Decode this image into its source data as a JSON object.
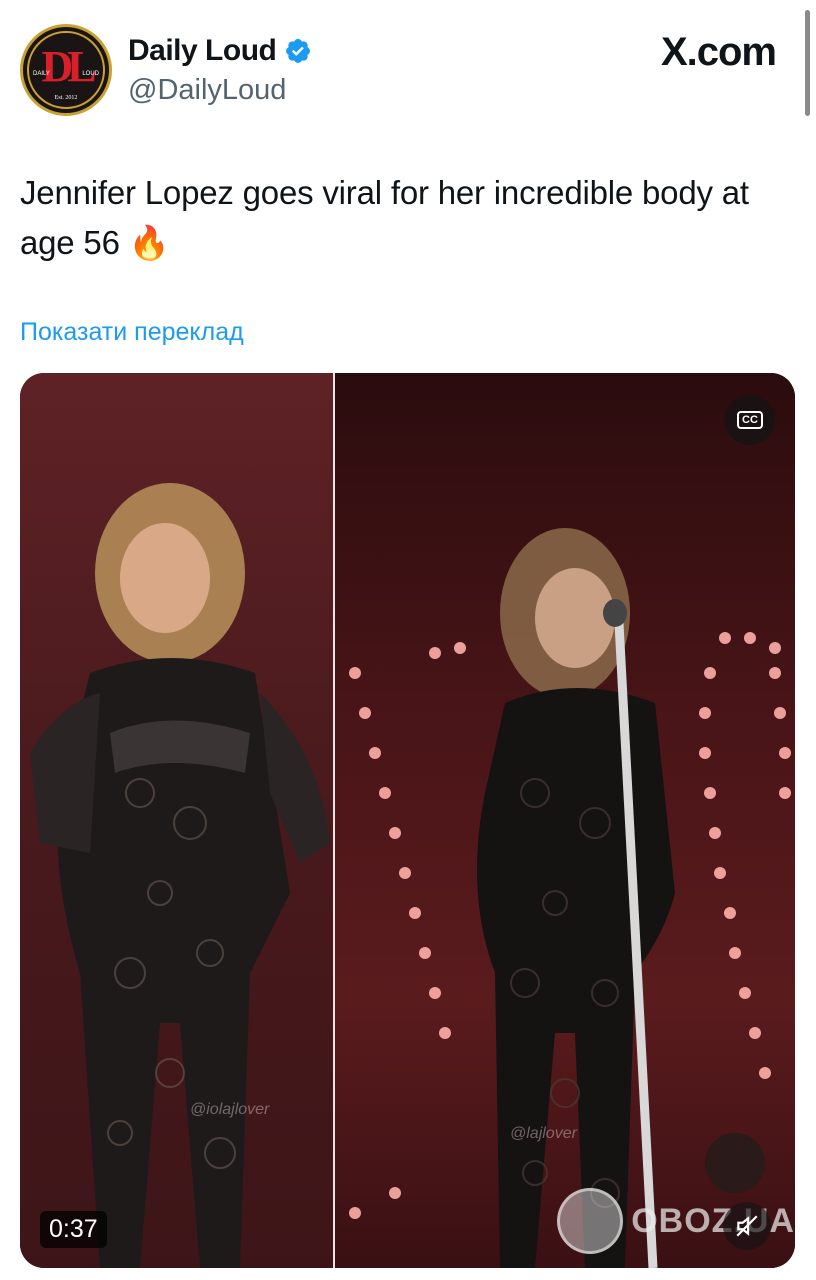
{
  "header": {
    "avatar": {
      "monogram": "DL",
      "left_text": "DAILY",
      "right_text": "LOUD",
      "est": "Est. 2012"
    },
    "name": "Daily Loud",
    "handle": "@DailyLoud",
    "site": "X.com",
    "verified_icon": "verified-badge-icon"
  },
  "tweet": {
    "text": "Jennifer Lopez goes viral for her incredible body at age 56 🔥",
    "translate_link": "Показати переклад"
  },
  "media": {
    "duration": "0:37",
    "cc_icon": "closed-captions-icon",
    "cc_label": "CC",
    "mute_icon": "muted-speaker-icon",
    "watermark_left": "@iolajlover",
    "watermark_right": "@lajlover",
    "site_watermark": "OBOZ.UA"
  },
  "colors": {
    "link": "#1d9bf0",
    "verified": "#1d9bf0",
    "handle": "#536471",
    "avatar_red": "#d8202a",
    "avatar_gold": "#c9a233"
  }
}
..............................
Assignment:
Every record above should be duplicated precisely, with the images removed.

Result:
Decode this image into its source data as a JSON object.
{
  "header": {
    "avatar": {
      "monogram": "DL",
      "left_text": "DAILY",
      "right_text": "LOUD",
      "est": "Est. 2012"
    },
    "name": "Daily Loud",
    "handle": "@DailyLoud",
    "site": "X.com",
    "verified_icon": "verified-badge-icon"
  },
  "tweet": {
    "text": "Jennifer Lopez goes viral for her incredible body at age 56 🔥",
    "translate_link": "Показати переклад"
  },
  "media": {
    "duration": "0:37",
    "cc_icon": "closed-captions-icon",
    "cc_label": "CC",
    "mute_icon": "muted-speaker-icon",
    "watermark_left": "@iolajlover",
    "watermark_right": "@lajlover",
    "site_watermark": "OBOZ.UA"
  },
  "colors": {
    "link": "#1d9bf0",
    "verified": "#1d9bf0",
    "handle": "#536471",
    "avatar_red": "#d8202a",
    "avatar_gold": "#c9a233"
  }
}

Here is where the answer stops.